Is America great?

We were on a road outside Freetown, Sierra Leone, en route to the tiny village of Yoyema when Saido Kamara asked me that. The drive to Yoyema, they told me, was about 75 miles. Getting there would take us half the day. Sierra Leone has few highways worthy of the name; just craters separated at intervals by a poorly maintained road. It also has crushing poverty, epidemic corruption and many amputees maimed in a civil war that ended only a few years ago.

Is America great?

I’ve written before about the question my 22-year-old translator asked when I visited West Africa back in 2004. I resurrect the question now because it seems an apt one for a troubled nation that yesterday marked the 231st summer of its existence.

For all our prayers of peace, we are a nation at war. Our military is fighting in Afghanistan and Iraq, of course, but that’s not what I mean – or at least, not all that I mean. We are also at war with ourselves, with the very idea and ideal of the United States of America.

We are fighting about immigration, a necessary conversation about securing our borders that nevertheless sinks often into mud holes of xenophobia and racism. We are fighting about diversity, and the Southern Poverty Law Center warns that the number of hate groups in this country has risen 40 percent since 2000. We are fighting about the abridgement of civil liberties, the conduct of war, the idea that torture should be a tool of interrogation.

We are fighting about identity, about who we are and who we are willing to be.

Is America great?

I told him yes, of course. Hedged it with disclaimers so he would not get too rosy an impression. But I told him yes.

Not that he needed my affirmation. The beatific smile on his face suggested he had already made up his mind beyond my ability to change or subtract. That smile bespoke a conviction: Hope lives in the United States. In so many places, hope lies strangled or stillborn, abandoned or forgot. But hope has a home in America.

Lately, I have been hearing more and more a term I like: “American exceptionalism,” as in the abiding conviction that this is a nation set apart, a nation unique among all the nations of the world.

And it seems to me it is not the people who make America great, but America that has made the people great. Meaning that we are blessed to have been shaped by revolutionary ideals. Equality before the law. The freedom of speech. The freedom of assembly. The freedom from unreasonable search and seizure. The inalienable right to pursue one’s own happiness.

Is America great?

Not always, no. And when we are not great, it has usually been because the people have been unable or unwilling or scared to be as large as the nation’s ideals. History tells us it has happened too often: with the Alien and Sedition Acts of 1798, with slavery, with government censorship of periodicals and songs during World War I, with the internment of Americans of Japanese heritage during World War II, with segregation, with McCarthyism, with government surveillance of civil rights workers and anti-war activists in the 1960s.

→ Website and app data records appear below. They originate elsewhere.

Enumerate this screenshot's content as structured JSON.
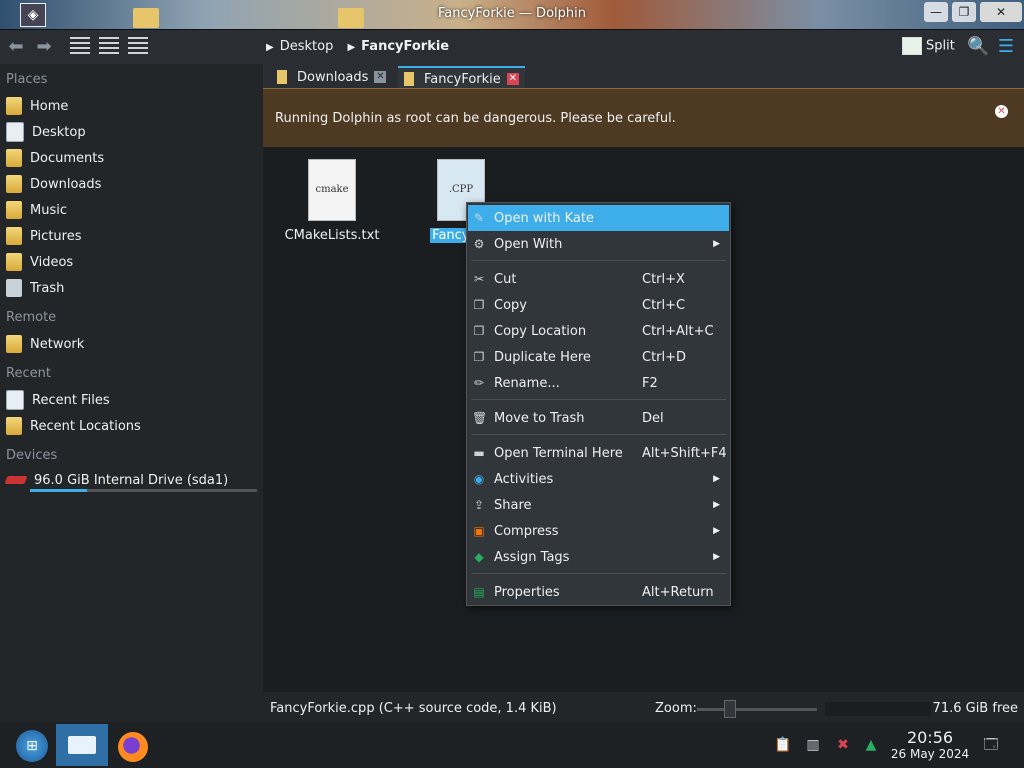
{
  "window": {
    "title": "FancyForkie — Dolphin"
  },
  "window_buttons": {
    "minimize": "—",
    "maximize": "❐",
    "close": "✕"
  },
  "toolbar": {
    "breadcrumb": [
      "Desktop",
      "FancyForkie"
    ],
    "split_label": "Split"
  },
  "sidebar": {
    "places_header": "Places",
    "places": [
      "Home",
      "Desktop",
      "Documents",
      "Downloads",
      "Music",
      "Pictures",
      "Videos",
      "Trash"
    ],
    "remote_header": "Remote",
    "remote": [
      "Network"
    ],
    "recent_header": "Recent",
    "recent": [
      "Recent Files",
      "Recent Locations"
    ],
    "devices_header": "Devices",
    "devices": [
      {
        "label": "96.0 GiB Internal Drive (sda1)",
        "used_fraction": 0.25
      }
    ]
  },
  "tabs": [
    {
      "label": "Downloads",
      "active": false
    },
    {
      "label": "FancyForkie",
      "active": true
    }
  ],
  "warning": {
    "message": "Running Dolphin as root can be dangerous. Please be careful."
  },
  "files": [
    {
      "name": "CMakeLists.txt",
      "thumb_text": "cmake",
      "selected": false
    },
    {
      "name": "FancyFor",
      "thumb_text": ".CPP",
      "selected": true
    }
  ],
  "context_menu": {
    "items": [
      {
        "label": "Open with Kate",
        "shortcut": "",
        "submenu": false,
        "highlighted": true,
        "icon": "kate-icon"
      },
      {
        "label": "Open With",
        "shortcut": "",
        "submenu": true,
        "icon": "open-with-icon"
      },
      {
        "label": "Cut",
        "shortcut": "Ctrl+X",
        "submenu": false,
        "icon": "scissors-icon"
      },
      {
        "label": "Copy",
        "shortcut": "Ctrl+C",
        "submenu": false,
        "icon": "copy-icon"
      },
      {
        "label": "Copy Location",
        "shortcut": "Ctrl+Alt+C",
        "submenu": false,
        "icon": "copy-location-icon"
      },
      {
        "label": "Duplicate Here",
        "shortcut": "Ctrl+D",
        "submenu": false,
        "icon": "duplicate-icon"
      },
      {
        "label": "Rename...",
        "shortcut": "F2",
        "submenu": false,
        "icon": "rename-icon"
      },
      {
        "label": "Move to Trash",
        "shortcut": "Del",
        "submenu": false,
        "icon": "trash-icon"
      },
      {
        "label": "Open Terminal Here",
        "shortcut": "Alt+Shift+F4",
        "submenu": false,
        "icon": "terminal-icon"
      },
      {
        "label": "Activities",
        "shortcut": "",
        "submenu": true,
        "icon": "activities-icon"
      },
      {
        "label": "Share",
        "shortcut": "",
        "submenu": true,
        "icon": "share-icon"
      },
      {
        "label": "Compress",
        "shortcut": "",
        "submenu": true,
        "icon": "compress-icon"
      },
      {
        "label": "Assign Tags",
        "shortcut": "",
        "submenu": true,
        "icon": "tag-icon"
      },
      {
        "label": "Properties",
        "shortcut": "Alt+Return",
        "submenu": false,
        "icon": "properties-icon"
      }
    ],
    "submenu_arrow": "▶"
  },
  "statusbar": {
    "info": "FancyForkie.cpp (C++ source code, 1.4 KiB)",
    "zoom_label": "Zoom:",
    "free": "71.6 GiB free"
  },
  "taskbar": {
    "time": "20:56",
    "date": "26 May 2024"
  },
  "colors": {
    "accent": "#3daee9",
    "warning_bg": "#4e3a22",
    "window_bg": "#232629",
    "view_bg": "#1b1e20"
  }
}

One can only wonder what history will someday say about this era where torture is defended, the rule of law is flouted, civil liberties are abridged, hate groups are rising, people are frightened and the very idea of American exceptionalism, that there are some risks you take, some things you don’t do, some challenges you just have to meet, because this is, after all, America, seems frayed and worn and spent.

And you might say, well, who cares? It’s just an ideal. Can ideals save this country?

Actually, ideals are the only things that ever have.

Leonard Pitts Jr. is a columnist for The Miami Herald. His e-mail address is: [email protected]